I have found the problem! But I am not sure of how to solve it correctly... the wire and i2c libraries work perfectly, and int16ts are coming in nicely. But the floats do not print and therefore do not compute in the host application(made with processing) properly because of the following function:

void serialFloatPrint(float f) {
byte * b = (byte *) &f;
for(int i=0; i<4; i++) {

byte b1 = (b[i] >> 4) & 0x0f;
byte b2 = (b[i] & 0x0f);

char c1 = (b1 < 10) ? ('0' + b1) : 'A' + b1 - 10;
char c2 = (b2 < 10) ? ('0' + b2) : 'A' + b2 - 10;

Serial.print(c1);
Serial.print(c2);
}
}

I am unsure of how this function works to convert from float to char, but it works for the Atmega328. I am quite sure, after revising the code many times, that this is the most likely cause of the float errors. Any idea what it should be for teensy 3.0?

Regards,
Jeremy

PaulStoffregen
12-07-2012, 08:46 PM
I'm working with FreeIMU today. I quickly got to the point where the code compiled, but I get all zeros.

The problem appears to be in the invSqrt() function.

Here's a redesign of that function, which seems to work on Teensy 3.0 and hopefully should be much more portable.



float invSqrt(float number) {
union {
float f;
int32_t i;
} y;

y.f = number;
y.i = 0x5f375a86 - (y.i >> 1);
y.f = y.f * ( 1.5f - ( number * 0.5f * y.f * y.f ) );
return y.f;
}


This seems to work. But I haven't calibrated my hardware or done anything other than look casually at the numbers in the serial monitor while tilting my breadboard.

If anyone is still following this thread, please let me know if this truly solves the problems?

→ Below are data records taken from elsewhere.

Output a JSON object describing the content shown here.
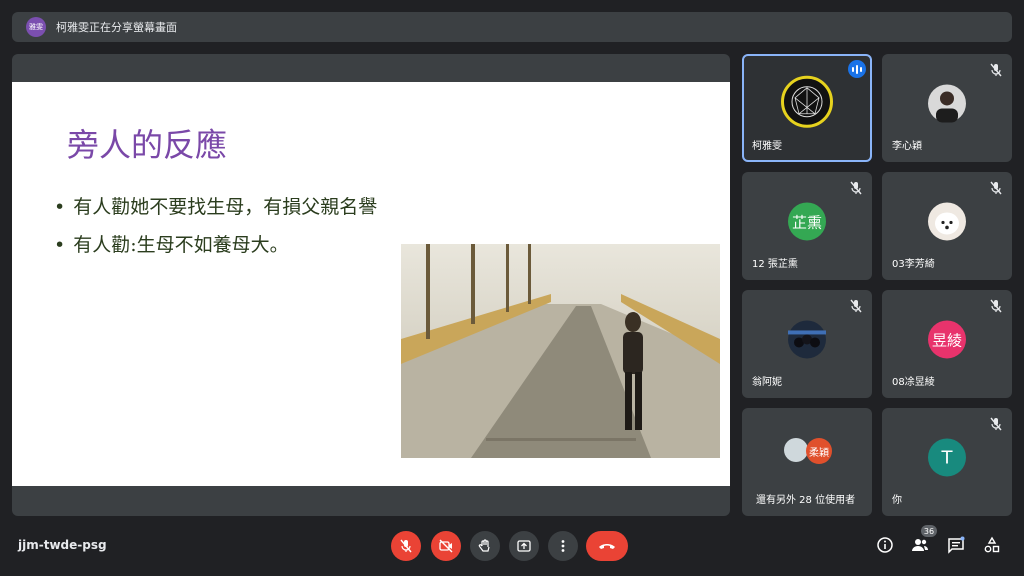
{
  "top_bar": {
    "presenter_badge": "雅雯",
    "title": "柯雅雯正在分享螢幕畫面"
  },
  "slide": {
    "title": "旁人的反應",
    "bullets": [
      "有人勸她不要找生母，有損父親名譽",
      "有人勸:生母不如養母大。"
    ]
  },
  "participants": [
    {
      "name": "柯雅雯",
      "speaking": true
    },
    {
      "name": "李心穎",
      "muted": true
    },
    {
      "name": "12 張芷熏",
      "initials": "芷熏",
      "color": "#34a853",
      "muted": true
    },
    {
      "name": "03李芳綺",
      "muted": true
    },
    {
      "name": "翁阿妮",
      "muted": true
    },
    {
      "name": "08凃昱綾",
      "initials": "昱綾",
      "color": "#e8336c",
      "muted": true
    },
    {
      "name": "還有另外 28 位使用者",
      "stack_initials": "柔穎"
    },
    {
      "name": "你",
      "initials": "T",
      "color": "#188a7e",
      "muted": true
    }
  ],
  "bottom_bar": {
    "meeting_code": "jjm-twde-psg",
    "participant_count": "36",
    "controls": [
      "mic-off",
      "camera-off",
      "raise-hand",
      "present",
      "more",
      "hang-up"
    ],
    "right_icons": [
      "info",
      "people",
      "chat",
      "activities"
    ]
  },
  "colors": {
    "accent": "#8ab4f8",
    "danger": "#ea4335",
    "slide_title": "#7a48a8"
  }
}
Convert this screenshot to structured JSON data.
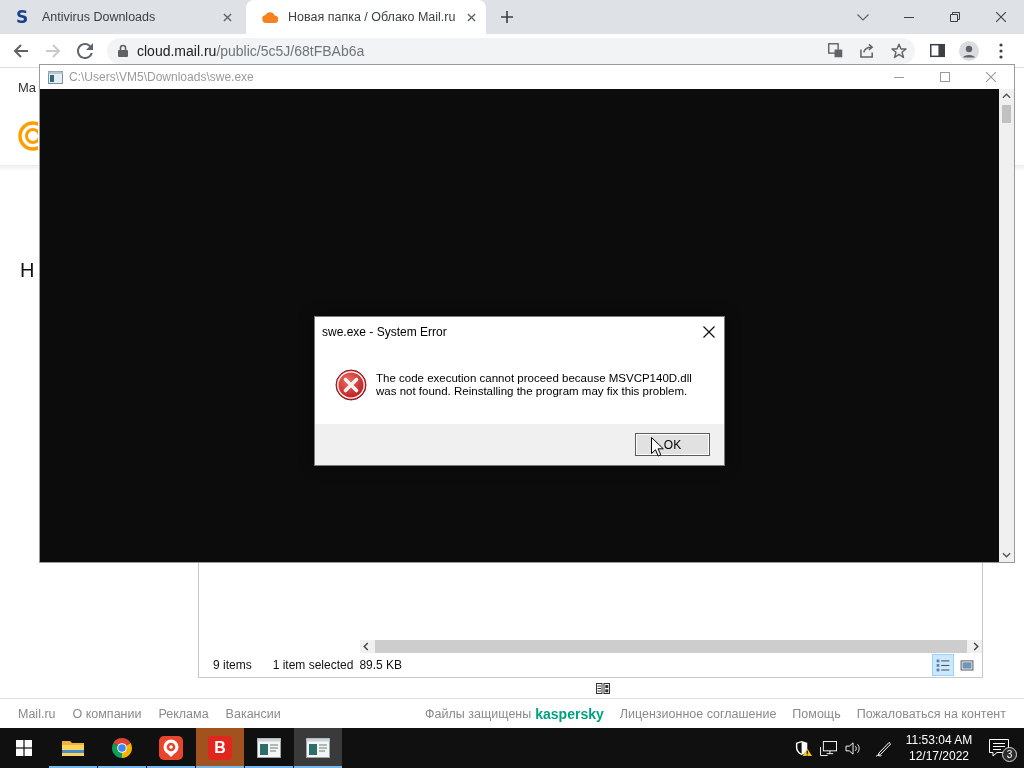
{
  "browser": {
    "tabs": [
      {
        "title": "Antivirus Downloads",
        "favicon": {
          "kind": "letter",
          "text": "S"
        },
        "selected": false
      },
      {
        "title": "Новая папка / Облако Mail.ru",
        "favicon": {
          "kind": "cloud"
        },
        "selected": true
      }
    ],
    "forward_disabled": true,
    "address": {
      "host": "cloud.mail.ru",
      "path": "/public/5c5J/68tFBAb6a"
    }
  },
  "page": {
    "header_text": "Ma",
    "heading": "Н",
    "file_panel": {
      "item_count": "9 items",
      "selection": "1 item selected",
      "selection_size": "89.5 KB",
      "views": [
        {
          "kind": "details",
          "selected": true
        },
        {
          "kind": "thumbnails",
          "selected": false
        }
      ]
    },
    "footer": {
      "links_left": [
        "Mail.ru",
        "О компании",
        "Реклама",
        "Вакансии"
      ],
      "protection_label": "Файлы защищены",
      "protection_brand": "kaspersky",
      "links_right": [
        "Лицензионное соглашение",
        "Помощь",
        "Пожаловаться на контент"
      ]
    }
  },
  "console_window": {
    "title": "C:\\Users\\VM5\\Downloads\\swe.exe",
    "active": false
  },
  "dialog": {
    "title": "swe.exe - System Error",
    "message": "The code execution cannot proceed because MSVCP140D.dll was not found. Reinstalling the program may fix this problem.",
    "button": "OK"
  },
  "taskbar": {
    "apps": [
      {
        "kind": "folder",
        "running": true,
        "selected": false,
        "flashing": false
      },
      {
        "kind": "browser",
        "running": true,
        "selected": false,
        "flashing": false
      },
      {
        "kind": "pin",
        "running": true,
        "selected": false,
        "flashing": false
      },
      {
        "kind": "letter",
        "label": "B",
        "running": true,
        "selected": false,
        "flashing": true
      },
      {
        "kind": "window",
        "running": true,
        "selected": false,
        "flashing": false
      },
      {
        "kind": "window",
        "running": true,
        "selected": true,
        "flashing": false
      }
    ],
    "clock": {
      "time": "11:53:04 AM",
      "date": "12/17/2022"
    },
    "notification_count": "3"
  }
}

PaulStoffregen
12-07-2012, 09:21 PM
I posted the edits on Fabio's FreeIMU forum.

http://freeimu.varesano.net/comment/144

Hopefully future versions will support Teensy 3.0 "out of the box". :)

wolfmanjm
12-08-2012, 10:45 AM
I posted the edits on Fabio's FreeIMU forum.

http://freeimu.varesano.net/comment/144

Hopefully future versions will support Teensy 3.0 "out of the box". :)

Thanks Paul. I'll be using the FreeIMU library on Teensy3, so Hopefully this will help.

I have all the components for the board, just need to figure out how to solder SMD ;)

BTW the Pololu minimu seems to work on teesny3 with no changes whatsoever.